Lemma 3: For all $f,g \in R[x]$, $D_x(fg) = D_x(f)g + fD_x(g)$. Proof: We have $D_x(fg) = D_x(\sum_{i=0}^n d_ix^ig)$ $= \sum_{i=0}^n d_i D_x(x^ig)$ $= \sum_{i=0}^n d_i (D_x(x^i)g + x^iD_x(g))$ $= \sum_{i=0}^n d_i D_x(d^i)g + \sum_{i=0}^n d_ix^iD_x(g)$ $= D_x(f)g + fD_x(g)$ as desired. $\square$

Now recall that if $f(x) = \sum c_ix^i$, then $(f \circ g)(x) = \sum c_ig(x)^i$.
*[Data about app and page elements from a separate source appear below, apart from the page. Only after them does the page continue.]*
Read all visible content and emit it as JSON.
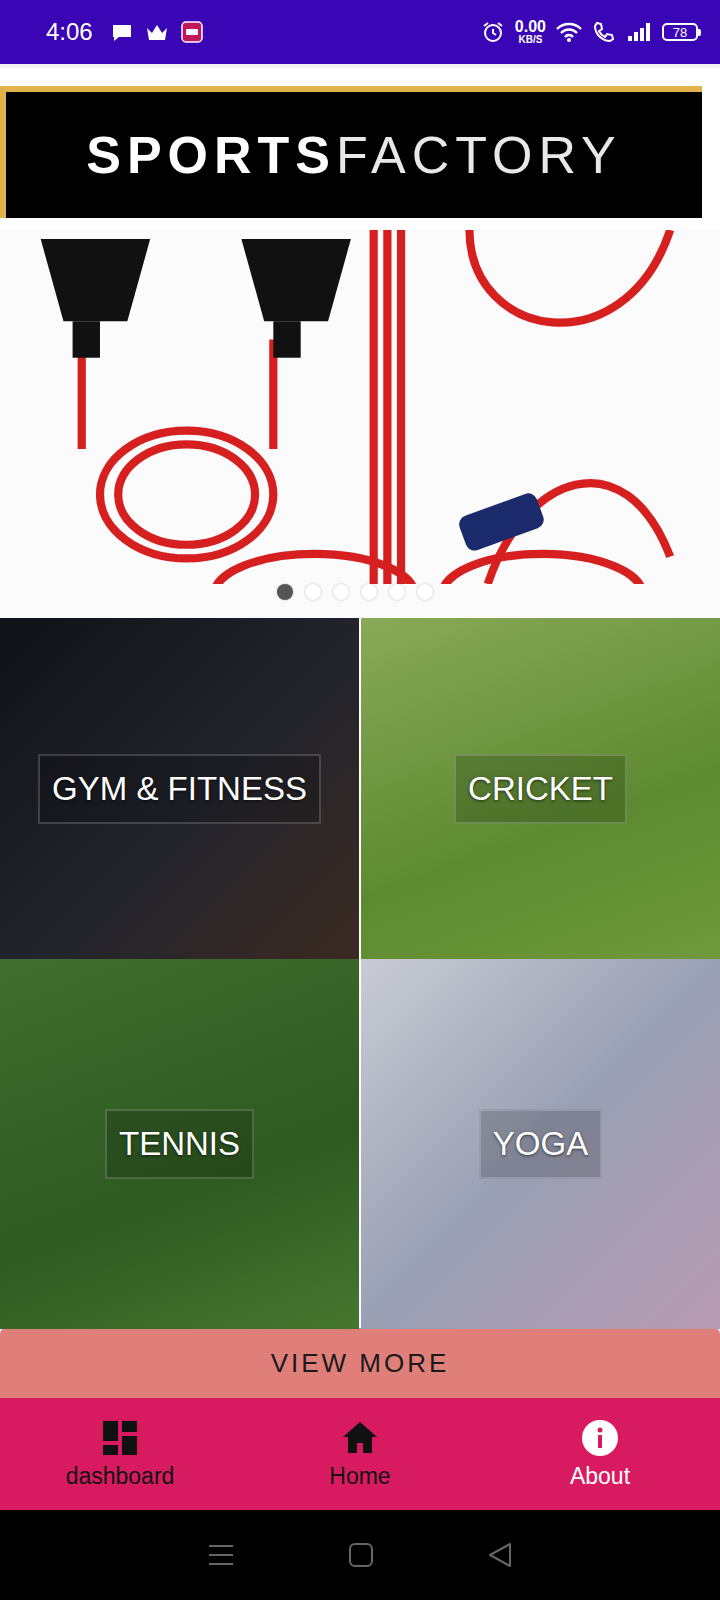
{
  "status_bar": {
    "time": "4:06",
    "net_speed": "0.00",
    "net_unit": "KB/S",
    "battery": "78"
  },
  "logo": {
    "bold": "SPORTS",
    "light": "FACTORY"
  },
  "carousel": {
    "dots": [
      {
        "selected": true
      },
      {
        "selected": false
      },
      {
        "selected": false
      },
      {
        "selected": false
      },
      {
        "selected": false
      },
      {
        "selected": false
      }
    ]
  },
  "categories": [
    {
      "label": "GYM & FITNESS"
    },
    {
      "label": "CRICKET"
    },
    {
      "label": "TENNIS"
    },
    {
      "label": "YOGA"
    }
  ],
  "view_more": "VIEW MORE",
  "bottom_nav": [
    {
      "label": "dashboard",
      "selected": false
    },
    {
      "label": "Home",
      "selected": false
    },
    {
      "label": "About",
      "selected": true
    }
  ]
}
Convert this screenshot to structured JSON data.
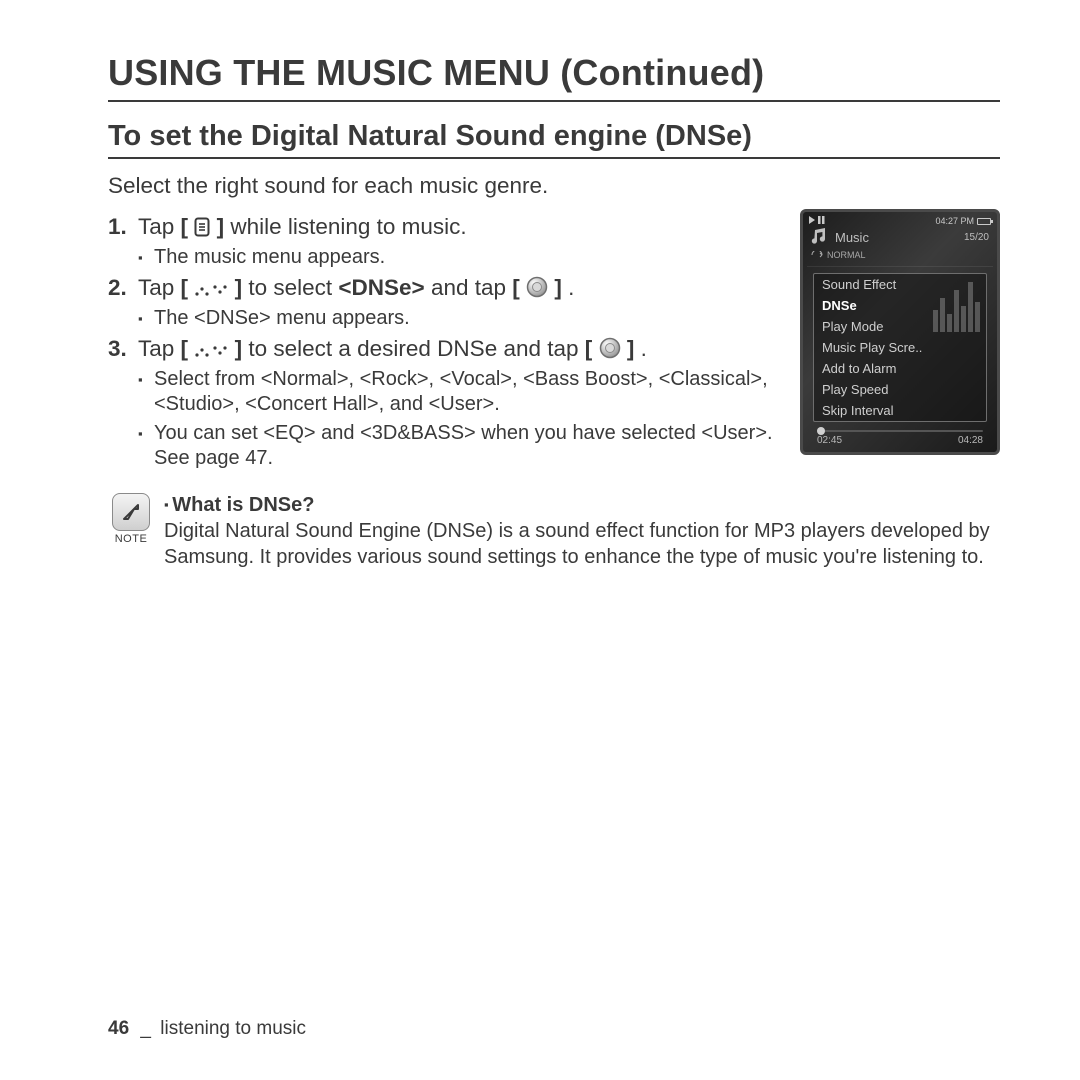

Lemma 4: For all $m \in \mathbb{N}$, $D_x(x^m \circ f) = (D_x(x^m) \circ f)D_x(f)$. Proof: We proceed by induction on $m$. For $m = 0$ and $m = 1$, the result is clear. (Note that $1 \circ f = 1$.) Suppose the result holds for some $m \geq 2$. Now $D_x(x^{m+2} \circ f)$ $= D_x(ff^{m+1})$ $= D_x(f)f^{m+1} + fD_x(f^{m+1})$ $= D_x(f)f^{m+1} + (m+1)f^{m+1}D_x(f)$ $((m+2)f^{m+1})D_x(f)$ $= (D_x(x^{m+2}) \circ f)D_x(f)$ as desired. $\square$

Lemma 5: For all $f,g,h \in R[x]$, $(f+g) \circ h = (f \circ h) + (g \circ h)$. Proof: Let $f = \sum c_ix^i$, $g = \sum d_ix^i$, and $h = \sum e_ix^i$, padding to make the degrees nominally $n$. Then $(f+g) \circ h = \sum(c_i+d_i)x^i \circ h$ $= \sum c_ih^i + \sum d_ih^i$ $= (f \circ h) + (g \circ h)$. $\square$

Lemma 6: For all $f,g \in R[x]$, $D(f \circ g) = (D(f) \circ g)D(g)$. Proof: We have $D_x(f \circ g) = D_x(\sum c_ix^i \circ g)$ $= \sum c_i D_x(x^i \circ g)$ $= \sum c_i (D_x(x^i) \circ g)D_x(g)$ $= (D(f) \circ g)D(g)$ as desired. $\square$